The UK oil major is no longer considering the Nabucco pipeline as an option for shipping gas from its Shah Deniz Stage 2 Gas field in Azerbaijan, Iain Conn, BP's head of fuel refining and marketing said in a speech circulated by BP on Friday.
Shah Deniz was supposed to be the anchor supplier for Nabucco, shipping around 16 billion cubic meters per year through the 4,000 kilometer pipeline - just over half the planned total capacity of 30 bcm/year.
Project leader, Austrian oil group OMV, hoped to fill it in coming years by signing up additional suppliers in Turkmenistan, Iraq and possibly even Iran. But BP thought a pipeline that would be half empty for an indeterminant period of time would be economically unfeasible. Brussels had lobbied European Union countries to support Nabucco, which was estimated to cost over $12 billion, but in the end, none was prepared to put up enough to pay for the spare pipeline capacity. The European Commission refused to accept defeat on Friday, saying that the full pipeline was under consideration, despite BP's denial.
As recently as last week, Managing Director Reinhard Mitschek said he was confident the original pipeline proposal could still work. Conn said on Friday that BP and Azeri state oil group Socar were now considering only a smaller pipeline from the Nabucco consortium, which also includes Germany's RWE and Hungary's MOL Group, known as “Nabucco West." This would have capacity of 16 bcm/year and rather than run from twin spurs in eastern and southern Turkey to Austria, only run 1,600 km from the Turkey-Bulgaria border to Austria. A Nabucco spokesman said the focus is now on Nabucco West but if BP and partners changed their position, the Nabucco consortium, would revert to the original plan.
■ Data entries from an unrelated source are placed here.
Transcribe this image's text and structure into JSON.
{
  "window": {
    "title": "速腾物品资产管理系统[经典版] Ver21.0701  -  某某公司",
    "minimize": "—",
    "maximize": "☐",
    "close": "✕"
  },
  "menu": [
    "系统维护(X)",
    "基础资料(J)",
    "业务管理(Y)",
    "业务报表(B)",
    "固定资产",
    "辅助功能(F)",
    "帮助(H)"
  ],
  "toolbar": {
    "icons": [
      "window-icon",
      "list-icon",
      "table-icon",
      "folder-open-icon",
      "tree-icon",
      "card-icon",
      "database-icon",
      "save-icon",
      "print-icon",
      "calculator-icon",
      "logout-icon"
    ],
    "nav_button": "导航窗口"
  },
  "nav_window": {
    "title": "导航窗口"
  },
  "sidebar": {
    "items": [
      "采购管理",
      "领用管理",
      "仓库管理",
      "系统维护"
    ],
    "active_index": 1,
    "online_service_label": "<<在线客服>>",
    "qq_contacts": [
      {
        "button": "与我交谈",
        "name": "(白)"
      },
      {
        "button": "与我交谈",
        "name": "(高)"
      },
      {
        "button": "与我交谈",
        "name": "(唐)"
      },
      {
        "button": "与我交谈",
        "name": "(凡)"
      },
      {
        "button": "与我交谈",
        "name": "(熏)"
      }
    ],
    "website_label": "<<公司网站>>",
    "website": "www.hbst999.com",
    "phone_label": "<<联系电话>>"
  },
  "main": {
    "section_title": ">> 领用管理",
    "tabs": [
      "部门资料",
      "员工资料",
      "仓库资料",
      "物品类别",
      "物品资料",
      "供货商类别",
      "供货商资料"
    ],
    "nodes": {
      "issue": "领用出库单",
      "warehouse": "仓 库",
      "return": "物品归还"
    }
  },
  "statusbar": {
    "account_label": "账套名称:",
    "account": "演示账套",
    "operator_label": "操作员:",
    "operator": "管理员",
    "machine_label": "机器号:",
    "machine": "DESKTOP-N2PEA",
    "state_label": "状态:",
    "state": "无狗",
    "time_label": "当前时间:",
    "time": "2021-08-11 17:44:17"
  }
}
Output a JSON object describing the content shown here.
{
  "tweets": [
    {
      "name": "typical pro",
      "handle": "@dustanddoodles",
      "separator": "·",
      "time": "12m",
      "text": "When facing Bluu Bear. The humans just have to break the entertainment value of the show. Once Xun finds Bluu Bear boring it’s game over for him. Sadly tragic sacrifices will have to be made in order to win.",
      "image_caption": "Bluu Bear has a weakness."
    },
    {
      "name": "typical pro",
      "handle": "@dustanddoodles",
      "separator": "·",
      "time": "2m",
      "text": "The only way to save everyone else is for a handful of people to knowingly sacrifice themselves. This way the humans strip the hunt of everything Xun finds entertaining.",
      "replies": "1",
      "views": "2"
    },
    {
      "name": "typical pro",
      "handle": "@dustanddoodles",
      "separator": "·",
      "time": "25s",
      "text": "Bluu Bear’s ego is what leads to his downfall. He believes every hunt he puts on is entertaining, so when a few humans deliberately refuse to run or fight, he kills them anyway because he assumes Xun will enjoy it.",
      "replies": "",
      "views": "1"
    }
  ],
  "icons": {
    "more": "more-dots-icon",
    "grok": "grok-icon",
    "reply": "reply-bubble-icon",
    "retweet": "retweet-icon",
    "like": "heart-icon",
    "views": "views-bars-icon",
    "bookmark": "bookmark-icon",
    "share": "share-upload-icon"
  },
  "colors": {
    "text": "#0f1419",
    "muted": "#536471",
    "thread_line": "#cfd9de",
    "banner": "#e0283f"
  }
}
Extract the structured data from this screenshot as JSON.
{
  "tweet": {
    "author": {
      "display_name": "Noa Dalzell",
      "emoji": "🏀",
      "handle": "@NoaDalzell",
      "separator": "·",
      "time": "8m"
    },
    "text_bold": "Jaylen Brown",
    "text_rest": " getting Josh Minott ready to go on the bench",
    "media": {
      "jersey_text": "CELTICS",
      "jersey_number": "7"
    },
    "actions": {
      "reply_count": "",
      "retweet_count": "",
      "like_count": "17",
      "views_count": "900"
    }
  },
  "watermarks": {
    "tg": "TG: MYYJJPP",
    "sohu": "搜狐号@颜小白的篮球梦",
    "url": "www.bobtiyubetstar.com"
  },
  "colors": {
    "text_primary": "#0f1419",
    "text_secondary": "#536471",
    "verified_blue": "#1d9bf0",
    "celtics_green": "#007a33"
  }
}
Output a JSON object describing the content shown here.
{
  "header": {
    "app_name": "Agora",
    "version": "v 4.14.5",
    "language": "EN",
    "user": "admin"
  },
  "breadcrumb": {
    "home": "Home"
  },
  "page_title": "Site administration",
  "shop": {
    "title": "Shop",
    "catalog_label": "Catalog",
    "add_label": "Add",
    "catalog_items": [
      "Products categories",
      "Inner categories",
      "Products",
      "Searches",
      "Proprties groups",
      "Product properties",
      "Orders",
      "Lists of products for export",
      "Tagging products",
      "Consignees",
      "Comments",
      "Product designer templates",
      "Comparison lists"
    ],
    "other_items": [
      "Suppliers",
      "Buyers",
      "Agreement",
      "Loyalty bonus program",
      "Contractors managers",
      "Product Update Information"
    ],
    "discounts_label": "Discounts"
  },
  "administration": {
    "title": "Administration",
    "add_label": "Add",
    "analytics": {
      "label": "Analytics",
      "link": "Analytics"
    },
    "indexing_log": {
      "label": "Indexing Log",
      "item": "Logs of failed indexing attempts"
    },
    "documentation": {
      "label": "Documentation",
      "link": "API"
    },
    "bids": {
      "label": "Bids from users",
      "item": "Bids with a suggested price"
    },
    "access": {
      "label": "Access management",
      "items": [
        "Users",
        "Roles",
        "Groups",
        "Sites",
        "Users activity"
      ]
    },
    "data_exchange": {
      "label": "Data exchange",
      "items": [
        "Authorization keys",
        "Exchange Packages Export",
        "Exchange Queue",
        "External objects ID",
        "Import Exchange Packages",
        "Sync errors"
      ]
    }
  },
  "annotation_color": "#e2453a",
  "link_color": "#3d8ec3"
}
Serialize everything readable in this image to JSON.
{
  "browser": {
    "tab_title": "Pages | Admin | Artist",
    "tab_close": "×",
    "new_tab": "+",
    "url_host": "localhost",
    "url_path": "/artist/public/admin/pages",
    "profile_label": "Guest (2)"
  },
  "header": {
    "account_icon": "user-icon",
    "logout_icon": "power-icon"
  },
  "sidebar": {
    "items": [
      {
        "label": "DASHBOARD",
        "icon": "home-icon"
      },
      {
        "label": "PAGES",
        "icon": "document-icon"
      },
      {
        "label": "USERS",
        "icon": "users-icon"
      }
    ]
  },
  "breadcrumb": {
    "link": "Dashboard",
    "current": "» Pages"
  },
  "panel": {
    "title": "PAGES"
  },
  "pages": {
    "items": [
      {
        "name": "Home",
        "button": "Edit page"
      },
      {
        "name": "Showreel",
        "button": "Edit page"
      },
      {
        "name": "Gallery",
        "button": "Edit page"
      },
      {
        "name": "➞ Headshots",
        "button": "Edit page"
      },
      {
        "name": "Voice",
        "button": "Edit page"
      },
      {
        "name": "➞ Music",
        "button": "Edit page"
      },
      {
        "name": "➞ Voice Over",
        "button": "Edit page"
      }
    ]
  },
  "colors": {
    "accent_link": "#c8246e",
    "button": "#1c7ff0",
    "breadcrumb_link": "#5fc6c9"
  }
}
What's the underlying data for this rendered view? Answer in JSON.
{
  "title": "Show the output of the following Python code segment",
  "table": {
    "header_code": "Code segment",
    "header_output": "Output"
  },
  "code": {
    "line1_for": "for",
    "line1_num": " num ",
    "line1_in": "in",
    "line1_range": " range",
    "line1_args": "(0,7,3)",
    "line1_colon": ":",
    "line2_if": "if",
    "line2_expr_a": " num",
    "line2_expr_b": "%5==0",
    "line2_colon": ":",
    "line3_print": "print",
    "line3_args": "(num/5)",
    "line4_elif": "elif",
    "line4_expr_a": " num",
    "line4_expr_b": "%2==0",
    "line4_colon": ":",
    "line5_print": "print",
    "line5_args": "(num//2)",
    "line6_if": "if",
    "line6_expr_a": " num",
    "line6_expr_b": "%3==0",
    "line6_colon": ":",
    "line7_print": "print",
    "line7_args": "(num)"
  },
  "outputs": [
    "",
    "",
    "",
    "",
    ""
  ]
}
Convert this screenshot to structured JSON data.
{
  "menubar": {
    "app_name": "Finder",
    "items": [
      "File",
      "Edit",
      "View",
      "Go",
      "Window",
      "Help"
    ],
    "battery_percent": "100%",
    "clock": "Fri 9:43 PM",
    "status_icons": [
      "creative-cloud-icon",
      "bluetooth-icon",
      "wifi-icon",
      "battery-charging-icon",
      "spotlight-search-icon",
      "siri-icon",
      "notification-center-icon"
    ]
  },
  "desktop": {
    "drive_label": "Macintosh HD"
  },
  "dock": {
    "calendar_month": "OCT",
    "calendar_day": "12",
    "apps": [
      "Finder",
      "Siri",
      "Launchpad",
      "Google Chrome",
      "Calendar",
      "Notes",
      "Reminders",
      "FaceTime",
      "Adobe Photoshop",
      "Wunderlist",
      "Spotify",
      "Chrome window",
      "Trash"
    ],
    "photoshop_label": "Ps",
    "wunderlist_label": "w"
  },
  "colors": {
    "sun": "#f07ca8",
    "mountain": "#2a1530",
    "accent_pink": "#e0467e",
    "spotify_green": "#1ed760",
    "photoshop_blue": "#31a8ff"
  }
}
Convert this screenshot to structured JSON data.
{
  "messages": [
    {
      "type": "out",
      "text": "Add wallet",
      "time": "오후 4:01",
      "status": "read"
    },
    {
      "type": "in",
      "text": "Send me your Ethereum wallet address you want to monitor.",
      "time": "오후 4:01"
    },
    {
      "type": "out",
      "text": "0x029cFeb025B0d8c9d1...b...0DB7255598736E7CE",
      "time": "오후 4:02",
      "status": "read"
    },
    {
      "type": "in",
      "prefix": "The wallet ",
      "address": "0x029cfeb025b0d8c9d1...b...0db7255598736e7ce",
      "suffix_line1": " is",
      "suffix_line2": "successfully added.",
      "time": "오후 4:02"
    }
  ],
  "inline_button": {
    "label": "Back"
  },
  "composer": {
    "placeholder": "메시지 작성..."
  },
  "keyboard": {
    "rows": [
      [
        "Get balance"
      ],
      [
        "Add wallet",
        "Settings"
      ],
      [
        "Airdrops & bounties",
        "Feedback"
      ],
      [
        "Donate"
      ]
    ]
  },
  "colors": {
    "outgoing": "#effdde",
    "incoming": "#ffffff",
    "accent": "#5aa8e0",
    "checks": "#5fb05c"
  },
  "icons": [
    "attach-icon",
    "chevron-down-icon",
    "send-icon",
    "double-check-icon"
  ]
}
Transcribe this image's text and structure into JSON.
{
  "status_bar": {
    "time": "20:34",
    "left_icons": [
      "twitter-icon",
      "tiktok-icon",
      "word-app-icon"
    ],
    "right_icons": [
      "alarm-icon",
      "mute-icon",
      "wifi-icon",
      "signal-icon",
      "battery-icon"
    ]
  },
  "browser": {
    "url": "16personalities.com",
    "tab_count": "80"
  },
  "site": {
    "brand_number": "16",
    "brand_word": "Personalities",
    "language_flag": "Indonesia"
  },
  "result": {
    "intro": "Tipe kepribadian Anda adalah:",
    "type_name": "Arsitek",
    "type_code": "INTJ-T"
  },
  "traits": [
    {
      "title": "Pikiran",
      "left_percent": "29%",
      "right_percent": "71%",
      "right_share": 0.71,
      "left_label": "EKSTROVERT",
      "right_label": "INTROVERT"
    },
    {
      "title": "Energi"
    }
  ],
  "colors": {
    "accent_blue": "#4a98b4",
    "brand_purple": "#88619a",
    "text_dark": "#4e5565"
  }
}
BP and Shah Deniz partners Socar and Norway's Statoil could build their own pipeline, known as the South East Europe Pipeline (SEEP), which would run from the Turkish border to Hungary and mainly use existing gas infrastructure. BP said it could also back a plan to ship gas along a southern route, through Greece and Albania to Italy, via the Trans-Adriatic-Pipeline (TAP), which is backed by Germany's E.ON Ruhrgas and Switzerland's EGL. Conn said the Shah Deniz partners expected to decide whether or not to exclude the Nabucco West option by the end of June and a final decision on the route by June 2013. Nabucco's other shareholders are Turkey's BOTAŞ, BEH of Bulgaria, and Romania's Transgaz.